  • Maintenance: Vehicle history reports may also include a service history, though you can also ask if the seller has a maintenance record to show you.

Here's a sample vehicle history report to give you an idea of what else you may find. Some dealers and private sellers purchase a copy of a vehicle history report, so you don't have to. If that's not the case, you can purchase one through AutoCheck with the vehicle's VIN or license plate number and state of registration.

A single report costs $24.99, but if you're considering multiple vehicles, you can get up to five reports within a 21-day period for $49.99.

7. Get an Inspection

Dealers usually inspect and repair traded-in vehicles before turning around and reselling them, but that may not be the case with a private seller. In either case, though, it's a good idea to order an additional inspection from an experienced mechanic who might spot things you and the seller missed.

If you don't already have a mechanic you know and trust, search for mechanics in your area with good customer reviews. Options may include auto body shops, mobile inspection services and tire and oil change service providers.

A pre-purchase inspection typically costs between $100 and $200, depending on where you live and the mechanic. However, you may pay more if you want a more comprehensive evaluation of the vehicle's condition and performance.

If a seller won't allow you to get an inspection or makes the process difficult, it may be a sign that there's something wrong with the vehicle.

8. Negotiate With the Seller

With no fixed manufacturer suggested retail price, it's usually easier to negotiate a used car price compared to a new one.

But as previously mentioned, you may have a harder time negotiating with a dealer than a private seller. With that said, here are some tips to help you get a fair deal:

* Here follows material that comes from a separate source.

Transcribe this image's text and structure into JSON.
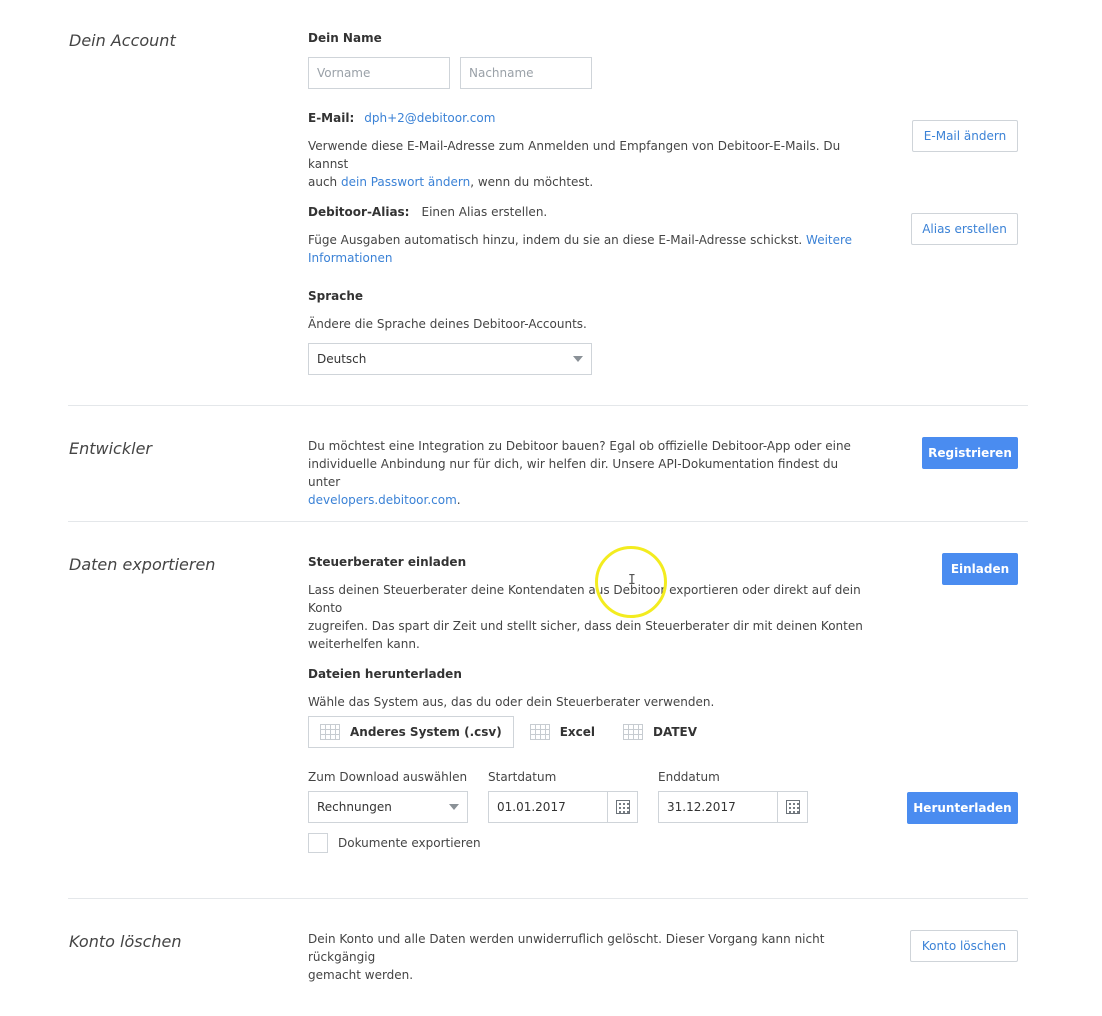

  • Be prepared. At this point, you should already have the relevant information to justify your offer, including the vehicle's estimated value, comparable offers from other sellers, a test drive, the vehicle history report and a pre-purchase inspection report.
  • Decide on your range. It's unlikely that the seller will accept your first offer, so you should have a range based on your ideal sales price and the most you're willing to pay. Note that the seller will likely have their own range, so it's crucial that you back up your offer with your research.
  • Leverage a trade-in. If you're buying from a dealer, you may also be able to leverage your vehicle's trade-in value to bring down the sales price of the vehicle. Start by getting an estimate of the car's trade-in value and consider making minor repairs to minimize the potential issues the dealer may use to justify a lower offer.
  • Don't be afraid to walk away. No matter how much research you've done and how reasonable your offer is, there's no guarantee that you and the seller will come to an agreement. If things aren't working out or you're feeling undue pressure to pay more than you want to, it might not be worth it.

9. Finalize the Purchase

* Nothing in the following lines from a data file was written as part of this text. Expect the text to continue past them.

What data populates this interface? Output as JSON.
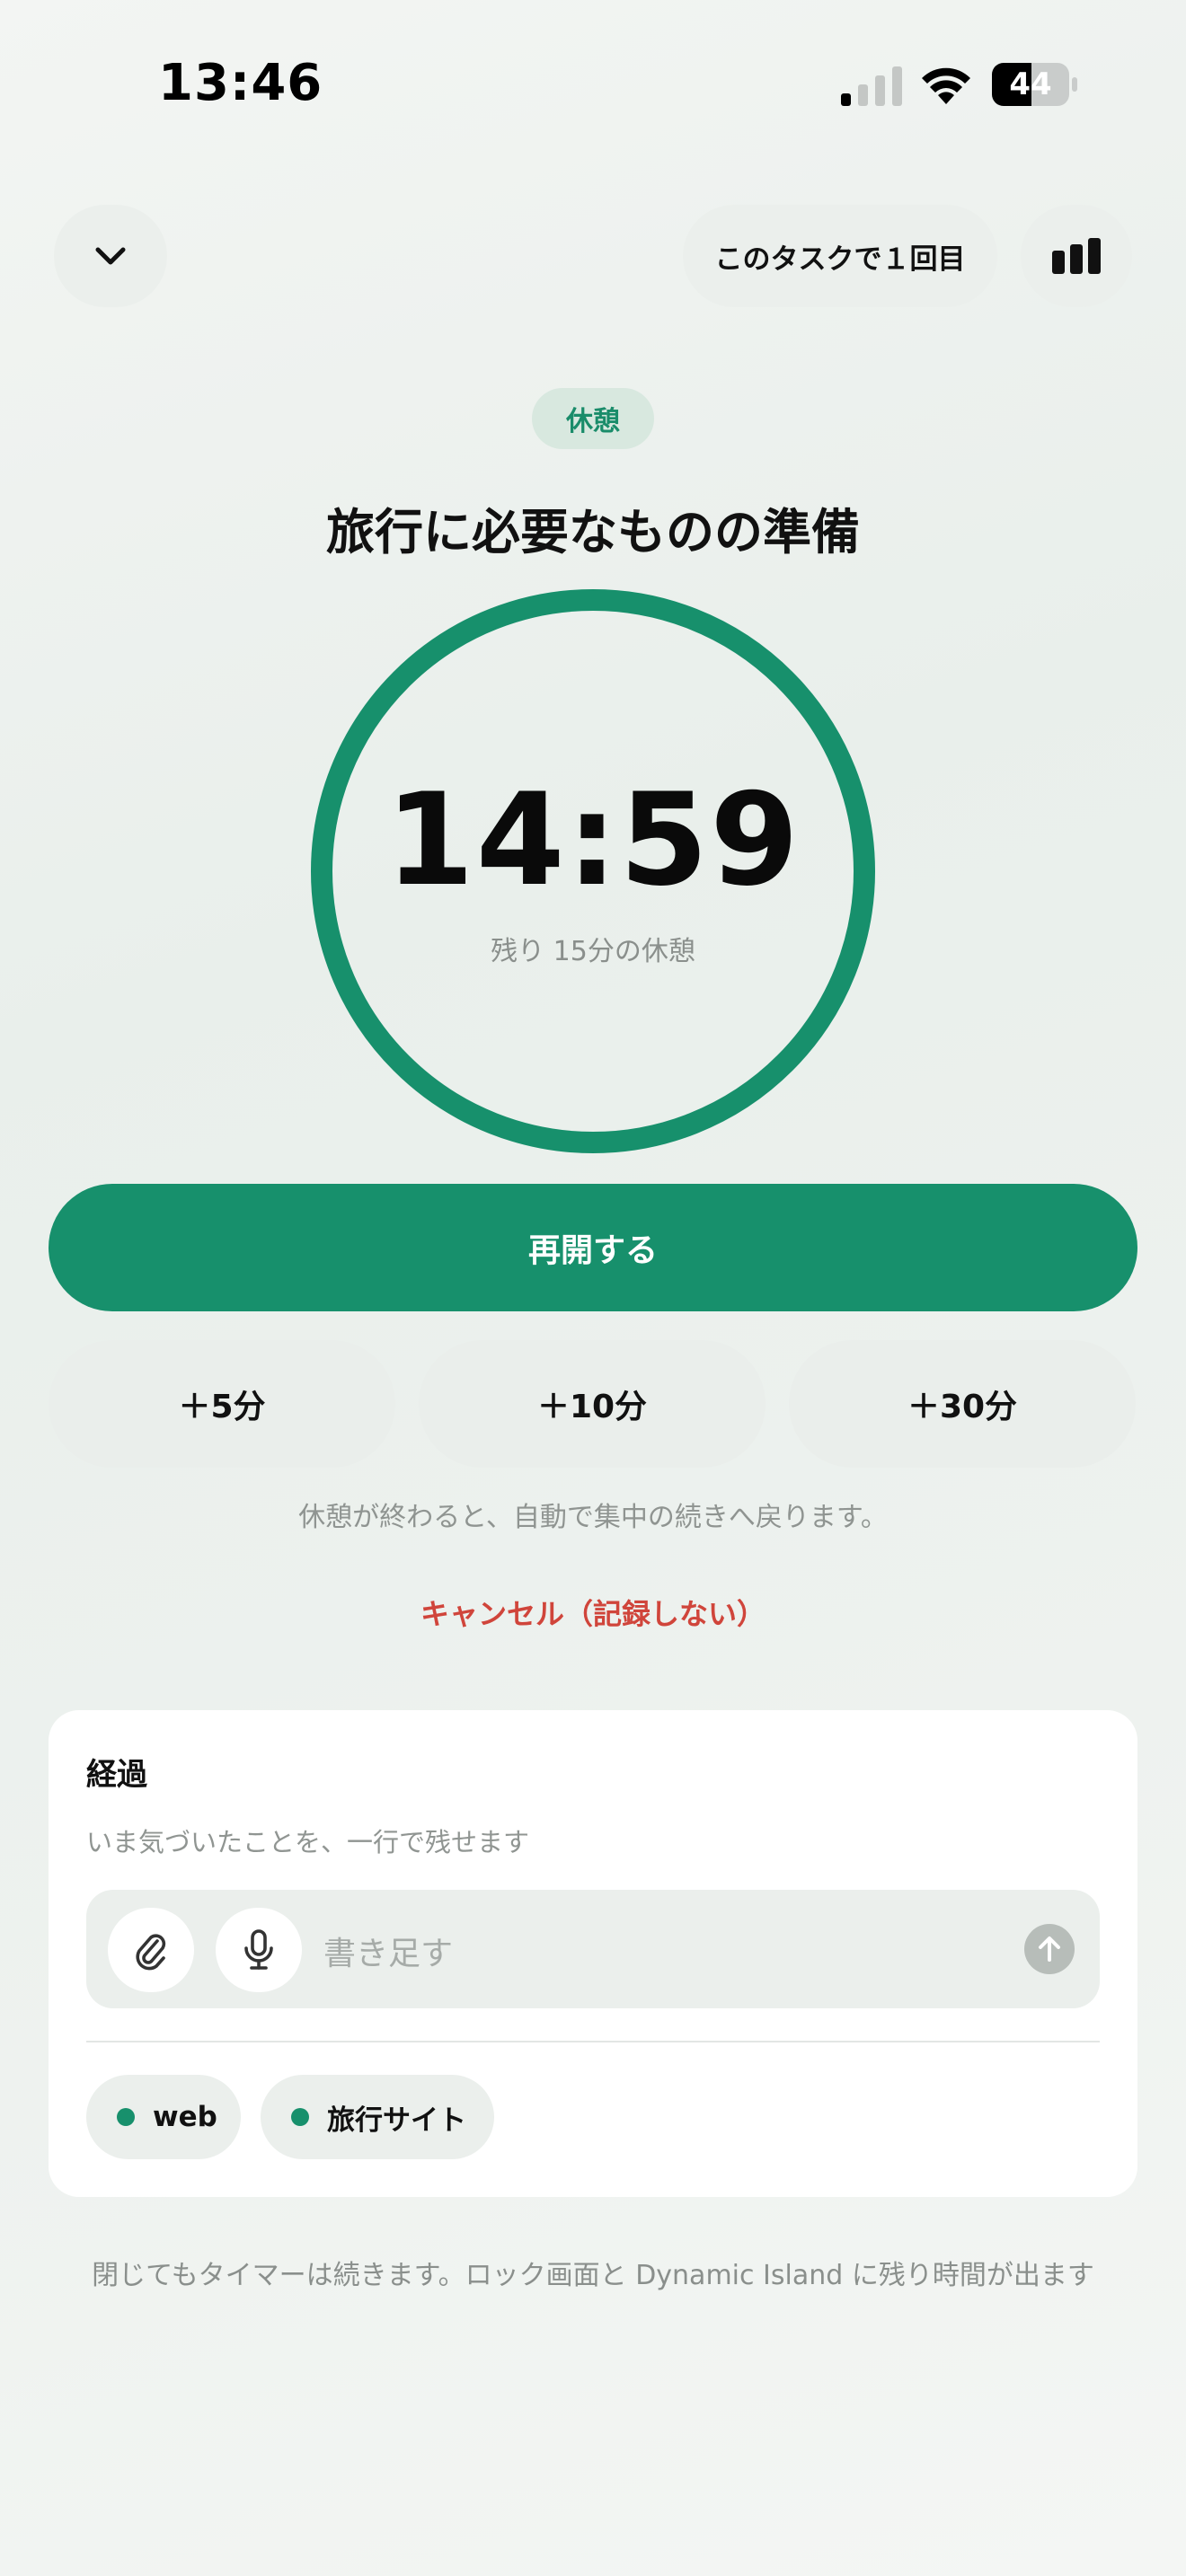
{
  "status_bar": {
    "time": "13:46",
    "battery": "44"
  },
  "header": {
    "session_label": "このタスクで１回目"
  },
  "mode": {
    "label": "休憩"
  },
  "task": {
    "title": "旅行に必要なものの準備"
  },
  "timer": {
    "display": "14:59",
    "subtitle": "残り 15分の休憩",
    "progress": 1.0
  },
  "actions": {
    "resume_label": "再開する",
    "add_options": [
      "＋5分",
      "＋10分",
      "＋30分"
    ],
    "hint": "休憩が終わると、自動で集中の続きへ戻ります。",
    "cancel_label": "キャンセル（記録しない）"
  },
  "notes_card": {
    "title": "経過",
    "subtitle": "いま気づいたことを、一行で残せます",
    "input_placeholder": "書き足す",
    "tags": [
      "web",
      "旅行サイト"
    ]
  },
  "footer": {
    "text": "閉じてもタイマーは続きます。ロック画面と Dynamic Island に残り時間が出ます"
  },
  "colors": {
    "accent": "#17906c",
    "cancel": "#d0453b",
    "mode_pill_bg": "#d8e8df"
  }
}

If you're buying a used car from a dealer, they'll typically handle the license and registration paperwork for you. Additionally, they may be able to arrange financing by shopping your credit application to multiple lenders.

If you're buying from a private seller, however, you'll likely need to handle the paperwork and financing on your own. Start by contacting your local DMV to find out what you need to complete the deal. Requirements may include:

  • A bill of sale
  • An odometer disclosure
  • The vehicle's title (signed over to you by the owner-seller)

It's best to have your financing ready at this point in the process. But if not, take some time to shop around for an auto loan to ensure you get the best deal.

Once the deal is finalized, you'll need to visit your local DMV to register the vehicle and pay sales tax.

The Bottom Line

Buying a used car can be a lengthy process, but it's important to be thorough with your research and negotiations to make sure you get a good deal on a reliable vehicle.

Buying a car can also be a good time to make sure you have affordable car insurance. With Experian's free car insurance comparison tool, you can get quotes from multiple insurance providers, making it easier to compare your options in one place.